== Work to complete ==
Copy out each line of the listing below where the string "JSON" appears.

· · · · · · ·

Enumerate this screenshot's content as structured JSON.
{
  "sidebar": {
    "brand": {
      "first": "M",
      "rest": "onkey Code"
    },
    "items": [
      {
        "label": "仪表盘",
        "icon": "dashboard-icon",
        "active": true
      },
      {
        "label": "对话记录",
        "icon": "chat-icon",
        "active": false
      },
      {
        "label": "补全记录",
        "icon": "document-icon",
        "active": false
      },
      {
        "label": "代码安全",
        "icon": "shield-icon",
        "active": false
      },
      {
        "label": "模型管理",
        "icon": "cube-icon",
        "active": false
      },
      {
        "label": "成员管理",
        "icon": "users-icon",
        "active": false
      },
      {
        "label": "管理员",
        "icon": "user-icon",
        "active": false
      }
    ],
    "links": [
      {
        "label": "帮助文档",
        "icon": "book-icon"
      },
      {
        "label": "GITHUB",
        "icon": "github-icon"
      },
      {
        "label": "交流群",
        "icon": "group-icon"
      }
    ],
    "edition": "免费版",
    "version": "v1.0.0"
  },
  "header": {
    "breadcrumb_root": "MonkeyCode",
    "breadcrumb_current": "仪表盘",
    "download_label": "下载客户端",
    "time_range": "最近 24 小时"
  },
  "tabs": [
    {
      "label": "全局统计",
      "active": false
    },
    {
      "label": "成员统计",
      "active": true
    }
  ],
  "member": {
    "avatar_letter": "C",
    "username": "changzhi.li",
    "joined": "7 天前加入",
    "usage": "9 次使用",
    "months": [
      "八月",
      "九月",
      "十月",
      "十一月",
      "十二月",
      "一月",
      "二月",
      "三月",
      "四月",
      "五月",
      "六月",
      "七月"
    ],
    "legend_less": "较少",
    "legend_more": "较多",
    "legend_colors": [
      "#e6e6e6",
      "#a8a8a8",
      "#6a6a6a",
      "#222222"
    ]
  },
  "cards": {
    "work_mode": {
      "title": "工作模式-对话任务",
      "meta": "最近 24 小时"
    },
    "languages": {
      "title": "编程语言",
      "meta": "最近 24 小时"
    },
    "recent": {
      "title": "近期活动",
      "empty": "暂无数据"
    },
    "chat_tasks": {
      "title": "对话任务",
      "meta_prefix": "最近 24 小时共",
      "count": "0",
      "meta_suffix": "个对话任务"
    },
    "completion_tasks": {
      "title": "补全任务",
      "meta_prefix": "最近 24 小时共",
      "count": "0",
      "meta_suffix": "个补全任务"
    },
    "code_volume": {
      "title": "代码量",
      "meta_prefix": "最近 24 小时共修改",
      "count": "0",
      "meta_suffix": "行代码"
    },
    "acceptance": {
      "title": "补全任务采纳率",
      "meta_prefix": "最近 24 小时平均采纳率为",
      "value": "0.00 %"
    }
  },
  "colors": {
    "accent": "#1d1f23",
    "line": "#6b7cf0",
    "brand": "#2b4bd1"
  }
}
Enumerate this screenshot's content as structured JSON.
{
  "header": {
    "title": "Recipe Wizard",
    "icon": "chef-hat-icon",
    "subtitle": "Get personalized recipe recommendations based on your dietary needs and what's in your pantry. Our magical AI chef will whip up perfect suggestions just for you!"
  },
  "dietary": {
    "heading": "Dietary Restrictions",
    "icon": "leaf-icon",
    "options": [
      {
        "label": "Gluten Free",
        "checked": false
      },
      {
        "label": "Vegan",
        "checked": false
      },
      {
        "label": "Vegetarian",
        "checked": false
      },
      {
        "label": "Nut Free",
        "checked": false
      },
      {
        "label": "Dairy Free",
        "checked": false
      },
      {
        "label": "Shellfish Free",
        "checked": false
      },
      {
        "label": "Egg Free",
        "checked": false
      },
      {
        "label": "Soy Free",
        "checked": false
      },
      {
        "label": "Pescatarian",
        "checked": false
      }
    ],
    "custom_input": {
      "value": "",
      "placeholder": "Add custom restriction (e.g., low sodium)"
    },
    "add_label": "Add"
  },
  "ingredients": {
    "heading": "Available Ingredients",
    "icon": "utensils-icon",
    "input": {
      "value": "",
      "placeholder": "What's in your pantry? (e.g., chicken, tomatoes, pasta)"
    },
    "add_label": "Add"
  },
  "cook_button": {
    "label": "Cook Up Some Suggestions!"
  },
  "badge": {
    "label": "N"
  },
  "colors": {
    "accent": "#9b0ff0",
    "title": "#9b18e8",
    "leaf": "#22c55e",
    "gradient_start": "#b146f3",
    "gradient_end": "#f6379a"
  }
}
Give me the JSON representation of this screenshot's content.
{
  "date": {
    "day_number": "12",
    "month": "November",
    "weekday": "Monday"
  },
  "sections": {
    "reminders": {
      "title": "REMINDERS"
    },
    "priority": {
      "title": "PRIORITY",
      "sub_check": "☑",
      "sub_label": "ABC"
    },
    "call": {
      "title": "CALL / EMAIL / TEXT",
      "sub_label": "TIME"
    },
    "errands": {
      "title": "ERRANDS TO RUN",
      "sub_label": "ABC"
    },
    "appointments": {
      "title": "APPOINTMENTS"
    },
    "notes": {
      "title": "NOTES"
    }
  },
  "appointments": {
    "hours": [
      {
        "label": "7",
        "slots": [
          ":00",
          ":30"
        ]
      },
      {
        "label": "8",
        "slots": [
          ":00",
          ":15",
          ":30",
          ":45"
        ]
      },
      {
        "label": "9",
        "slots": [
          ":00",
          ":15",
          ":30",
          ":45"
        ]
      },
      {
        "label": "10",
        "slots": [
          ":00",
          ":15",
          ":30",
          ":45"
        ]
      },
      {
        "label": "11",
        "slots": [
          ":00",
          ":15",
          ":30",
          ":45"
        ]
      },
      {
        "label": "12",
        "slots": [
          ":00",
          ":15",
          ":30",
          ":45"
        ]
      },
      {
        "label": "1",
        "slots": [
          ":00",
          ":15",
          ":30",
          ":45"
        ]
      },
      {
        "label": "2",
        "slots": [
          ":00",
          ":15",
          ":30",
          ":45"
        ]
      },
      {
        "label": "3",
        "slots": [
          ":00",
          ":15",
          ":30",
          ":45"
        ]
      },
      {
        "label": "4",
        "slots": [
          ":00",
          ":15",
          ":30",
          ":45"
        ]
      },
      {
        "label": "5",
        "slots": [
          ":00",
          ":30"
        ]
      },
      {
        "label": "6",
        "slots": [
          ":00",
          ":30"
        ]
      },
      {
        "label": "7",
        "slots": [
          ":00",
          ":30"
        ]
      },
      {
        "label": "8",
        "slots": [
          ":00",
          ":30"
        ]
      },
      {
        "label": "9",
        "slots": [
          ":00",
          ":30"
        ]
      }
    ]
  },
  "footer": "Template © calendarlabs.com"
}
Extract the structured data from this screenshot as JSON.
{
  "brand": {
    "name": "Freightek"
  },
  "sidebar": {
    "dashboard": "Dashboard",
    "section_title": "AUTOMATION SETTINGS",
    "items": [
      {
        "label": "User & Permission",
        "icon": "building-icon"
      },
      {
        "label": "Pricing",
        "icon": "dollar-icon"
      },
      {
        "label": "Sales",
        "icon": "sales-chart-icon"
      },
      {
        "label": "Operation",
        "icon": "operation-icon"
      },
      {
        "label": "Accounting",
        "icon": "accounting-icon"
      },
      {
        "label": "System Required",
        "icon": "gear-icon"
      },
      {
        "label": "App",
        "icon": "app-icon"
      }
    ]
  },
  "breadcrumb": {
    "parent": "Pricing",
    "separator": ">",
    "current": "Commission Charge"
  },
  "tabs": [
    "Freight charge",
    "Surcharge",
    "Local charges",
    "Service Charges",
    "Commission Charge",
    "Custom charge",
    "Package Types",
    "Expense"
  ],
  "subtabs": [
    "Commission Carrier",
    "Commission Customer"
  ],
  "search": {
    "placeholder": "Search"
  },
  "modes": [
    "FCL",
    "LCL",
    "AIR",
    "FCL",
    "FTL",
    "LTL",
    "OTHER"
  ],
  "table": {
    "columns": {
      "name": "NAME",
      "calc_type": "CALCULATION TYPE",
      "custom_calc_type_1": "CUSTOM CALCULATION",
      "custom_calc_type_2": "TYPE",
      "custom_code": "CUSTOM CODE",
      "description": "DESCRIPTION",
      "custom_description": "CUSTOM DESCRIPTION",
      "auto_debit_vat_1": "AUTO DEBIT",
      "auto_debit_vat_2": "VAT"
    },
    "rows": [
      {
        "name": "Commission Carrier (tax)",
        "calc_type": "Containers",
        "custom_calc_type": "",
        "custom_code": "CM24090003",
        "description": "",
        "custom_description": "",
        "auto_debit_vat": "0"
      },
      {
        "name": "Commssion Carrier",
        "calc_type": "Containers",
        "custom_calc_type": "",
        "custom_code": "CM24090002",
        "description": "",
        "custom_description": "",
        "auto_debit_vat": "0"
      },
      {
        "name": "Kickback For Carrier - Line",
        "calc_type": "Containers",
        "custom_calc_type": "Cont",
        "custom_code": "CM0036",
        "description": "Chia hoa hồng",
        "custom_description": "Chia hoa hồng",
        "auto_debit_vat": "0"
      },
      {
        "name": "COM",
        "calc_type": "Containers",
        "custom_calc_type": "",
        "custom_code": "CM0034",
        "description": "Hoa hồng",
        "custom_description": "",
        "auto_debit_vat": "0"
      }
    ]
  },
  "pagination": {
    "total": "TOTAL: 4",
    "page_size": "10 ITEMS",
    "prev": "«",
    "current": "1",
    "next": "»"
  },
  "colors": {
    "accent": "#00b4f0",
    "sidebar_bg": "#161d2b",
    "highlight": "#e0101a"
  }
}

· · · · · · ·

== Result of this exercise ==
Enumerate this screenshot's content as structured JSON.
Enumerate this screenshot's content as structured JSON.
Give me the JSON representation of this screenshot's content.
Extract the structured data from this screenshot as JSON.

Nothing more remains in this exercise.